--- Provided data Enclosed Below ---
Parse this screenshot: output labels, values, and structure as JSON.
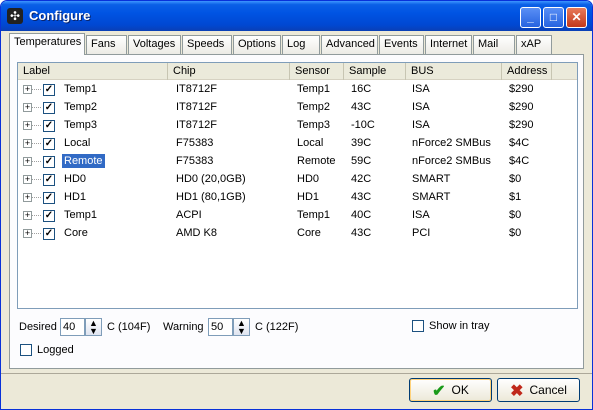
{
  "window": {
    "title": "Configure",
    "icon": "app-gear-icon",
    "controls": {
      "minimize": "_",
      "maximize": "□",
      "close": "✕"
    }
  },
  "tabs": [
    {
      "label": "Temperatures",
      "active": true
    },
    {
      "label": "Fans"
    },
    {
      "label": "Voltages"
    },
    {
      "label": "Speeds"
    },
    {
      "label": "Options"
    },
    {
      "label": "Log"
    },
    {
      "label": "Advanced"
    },
    {
      "label": "Events"
    },
    {
      "label": "Internet"
    },
    {
      "label": "Mail"
    },
    {
      "label": "xAP"
    }
  ],
  "table": {
    "columns": [
      "Label",
      "Chip",
      "Sensor",
      "Sample",
      "BUS",
      "Address"
    ],
    "rows": [
      {
        "label": "Temp1",
        "chip": "IT8712F",
        "sensor": "Temp1",
        "sample": "16C",
        "bus": "ISA",
        "address": "$290",
        "checked": true
      },
      {
        "label": "Temp2",
        "chip": "IT8712F",
        "sensor": "Temp2",
        "sample": "43C",
        "bus": "ISA",
        "address": "$290",
        "checked": true
      },
      {
        "label": "Temp3",
        "chip": "IT8712F",
        "sensor": "Temp3",
        "sample": "-10C",
        "bus": "ISA",
        "address": "$290",
        "checked": true
      },
      {
        "label": "Local",
        "chip": "F75383",
        "sensor": "Local",
        "sample": "39C",
        "bus": "nForce2 SMBus",
        "address": "$4C",
        "checked": true
      },
      {
        "label": "Remote",
        "chip": "F75383",
        "sensor": "Remote",
        "sample": "59C",
        "bus": "nForce2 SMBus",
        "address": "$4C",
        "checked": true,
        "selected": true
      },
      {
        "label": "HD0",
        "chip": "HD0 (20,0GB)",
        "sensor": "HD0",
        "sample": "42C",
        "bus": "SMART",
        "address": "$0",
        "checked": true
      },
      {
        "label": "HD1",
        "chip": "HD1 (80,1GB)",
        "sensor": "HD1",
        "sample": "43C",
        "bus": "SMART",
        "address": "$1",
        "checked": true
      },
      {
        "label": "Temp1",
        "chip": "ACPI",
        "sensor": "Temp1",
        "sample": "40C",
        "bus": "ISA",
        "address": "$0",
        "checked": true
      },
      {
        "label": "Core",
        "chip": "AMD K8",
        "sensor": "Core",
        "sample": "43C",
        "bus": "PCI",
        "address": "$0",
        "checked": true
      }
    ]
  },
  "settings": {
    "desired_label": "Desired",
    "desired_value": "40",
    "desired_unit": "C (104F)",
    "warning_label": "Warning",
    "warning_value": "50",
    "warning_unit": "C (122F)",
    "show_in_tray_label": "Show in tray",
    "show_in_tray_checked": false,
    "logged_label": "Logged",
    "logged_checked": false
  },
  "buttons": {
    "ok_label": "OK",
    "cancel_label": "Cancel"
  },
  "colors": {
    "titlebar": "#0054e3",
    "selection": "#316ac5",
    "window_bg": "#ece9d8"
  }
}
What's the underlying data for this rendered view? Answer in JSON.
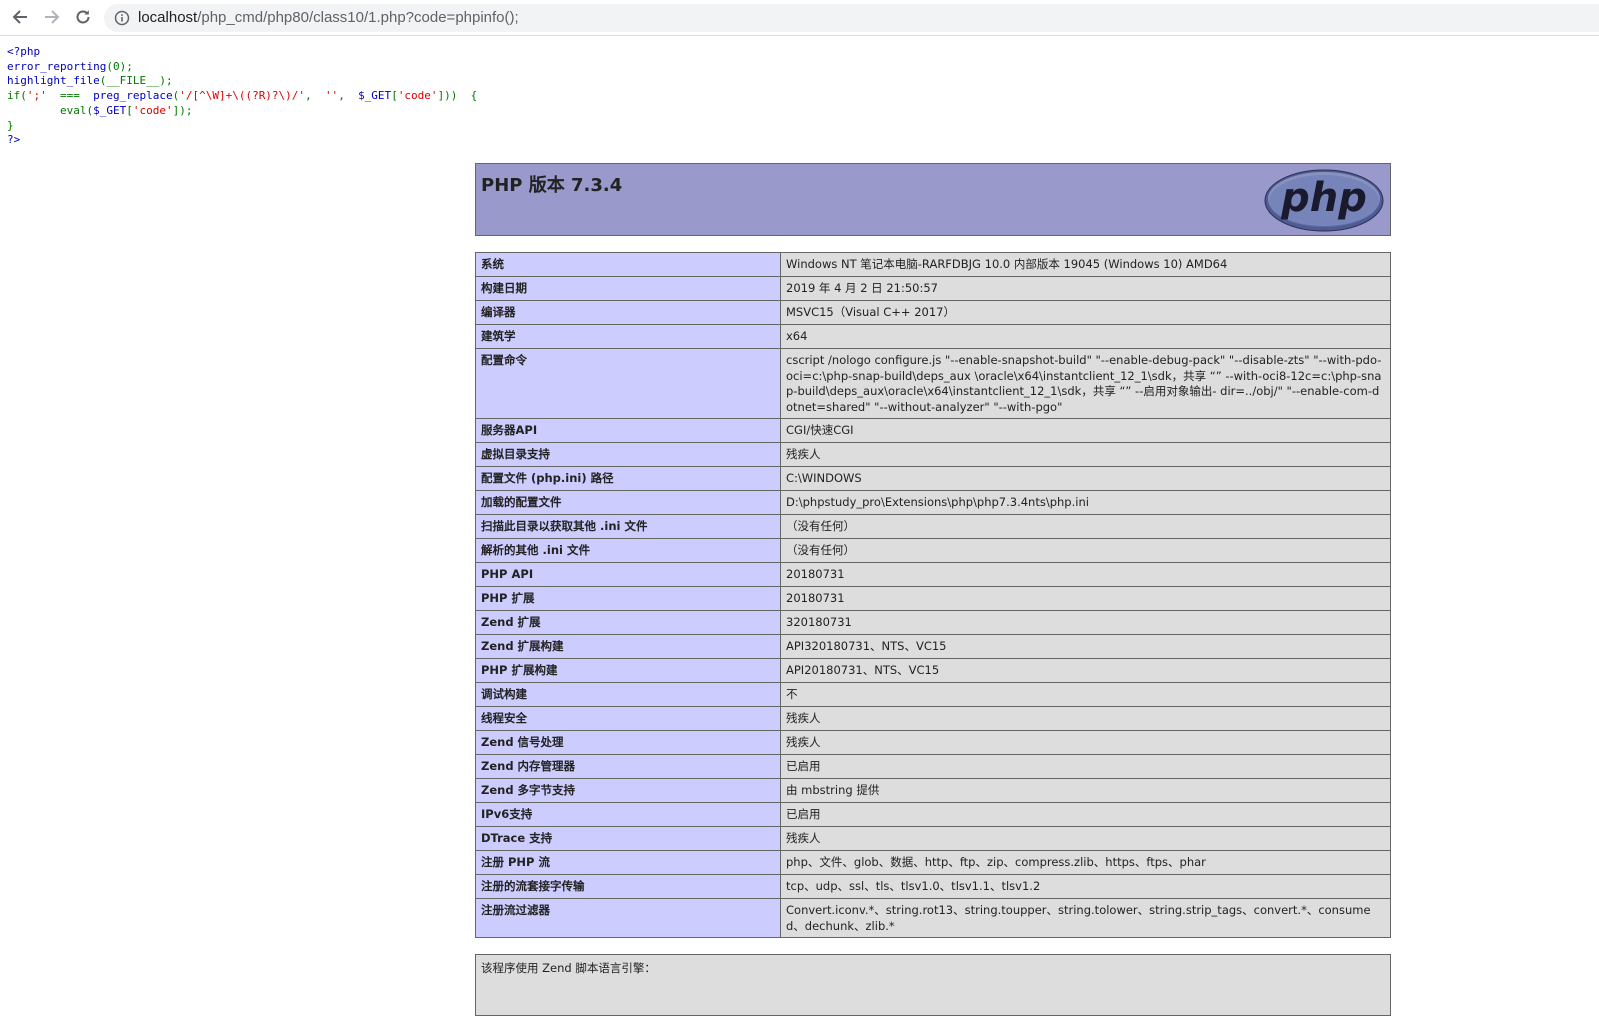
{
  "browser": {
    "url_host": "localhost",
    "url_path": "/php_cmd/php80/class10/1.php?code=phpinfo();"
  },
  "source_code": {
    "line1": "<?php",
    "line2_fn": "error_reporting",
    "line2_rest": "(0);",
    "line3_fn": "highlight_file",
    "line3_rest": "(__FILE__);",
    "line4_if": "if(",
    "line4_str1": "';'",
    "line4_op": "  ===  ",
    "line4_fn": "preg_replace",
    "line4_paren": "(",
    "line4_str2": "'/[^\\W]+\\((?R)?\\)/'",
    "line4_comma1": ",  ",
    "line4_str3": "''",
    "line4_comma2": ",  ",
    "line4_var": "$_GET",
    "line4_br": "[",
    "line4_str4": "'code'",
    "line4_end": "]))  {",
    "line5_indent": "        ",
    "line5_eval": "eval(",
    "line5_var": "$_GET",
    "line5_br": "[",
    "line5_str": "'code'",
    "line5_end": "]);",
    "line6": "}",
    "line7": "?>"
  },
  "phpinfo": {
    "title": "PHP 版本 7.3.4",
    "logo_text": "php",
    "rows": [
      {
        "label": "系统",
        "value": "Windows NT 笔记本电脑-RARFDBJG 10.0 内部版本 19045 (Windows 10) AMD64"
      },
      {
        "label": "构建日期",
        "value": "2019 年 4 月 2 日 21:50:57"
      },
      {
        "label": "编译器",
        "value": "MSVC15（Visual C++ 2017）"
      },
      {
        "label": "建筑学",
        "value": "x64"
      },
      {
        "label": "配置命令",
        "value": "cscript /nologo configure.js \"--enable-snapshot-build\" \"--enable-debug-pack\" \"--disable-zts\" \"--with-pdo-oci=c:\\php-snap-build\\deps_aux \\oracle\\x64\\instantclient_12_1\\sdk，共享 “” --with-oci8-12c=c:\\php-snap-build\\deps_aux\\oracle\\x64\\instantclient_12_1\\sdk，共享 “” --启用对象输出- dir=../obj/\" \"--enable-com-dotnet=shared\" \"--without-analyzer\" \"--with-pgo\""
      },
      {
        "label": "服务器API",
        "value": "CGI/快速CGI"
      },
      {
        "label": "虚拟目录支持",
        "value": "残疾人"
      },
      {
        "label": "配置文件 (php.ini) 路径",
        "value": "C:\\WINDOWS"
      },
      {
        "label": "加载的配置文件",
        "value": "D:\\phpstudy_pro\\Extensions\\php\\php7.3.4nts\\php.ini"
      },
      {
        "label": "扫描此目录以获取其他 .ini 文件",
        "value": "（没有任何）"
      },
      {
        "label": "解析的其他 .ini 文件",
        "value": "（没有任何）"
      },
      {
        "label": "PHP API",
        "value": "20180731"
      },
      {
        "label": "PHP 扩展",
        "value": "20180731"
      },
      {
        "label": "Zend 扩展",
        "value": "320180731"
      },
      {
        "label": "Zend 扩展构建",
        "value": "API320180731、NTS、VC15"
      },
      {
        "label": "PHP 扩展构建",
        "value": "API20180731、NTS、VC15"
      },
      {
        "label": "调试构建",
        "value": "不"
      },
      {
        "label": "线程安全",
        "value": "残疾人"
      },
      {
        "label": "Zend 信号处理",
        "value": "残疾人"
      },
      {
        "label": "Zend 内存管理器",
        "value": "已启用"
      },
      {
        "label": "Zend 多字节支持",
        "value": "由 mbstring 提供"
      },
      {
        "label": "IPv6支持",
        "value": "已启用"
      },
      {
        "label": "DTrace 支持",
        "value": "残疾人"
      },
      {
        "label": "注册 PHP 流",
        "value": "php、文件、glob、数据、http、ftp、zip、compress.zlib、https、ftps、phar"
      },
      {
        "label": "注册的流套接字传输",
        "value": "tcp、udp、ssl、tls、tlsv1.0、tlsv1.1、tlsv1.2"
      },
      {
        "label": "注册流过滤器",
        "value": "Convert.iconv.*、string.rot13、string.toupper、string.tolower、string.strip_tags、convert.*、consumed、dechunk、zlib.*"
      }
    ],
    "footer_text": "该程序使用 Zend 脚本语言引擎："
  },
  "colors": {
    "header_bg": "#9999cc",
    "label_bg": "#ccccff",
    "value_bg": "#dddddd",
    "keyword": "#007700",
    "function": "#0000bb",
    "string": "#dd0000"
  },
  "icons": {
    "back": "arrow-left-icon",
    "forward": "arrow-right-icon",
    "reload": "reload-icon",
    "site_info": "info-circle-icon"
  }
}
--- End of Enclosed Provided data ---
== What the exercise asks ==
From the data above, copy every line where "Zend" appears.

== Exercise answer ==
        "label": "Zend 扩展",
        "label": "Zend 扩展构建",
        "label": "Zend 信号处理",
        "label": "Zend 内存管理器",
        "label": "Zend 多字节支持",
    "footer_text": "该程序使用 Zend 脚本语言引擎："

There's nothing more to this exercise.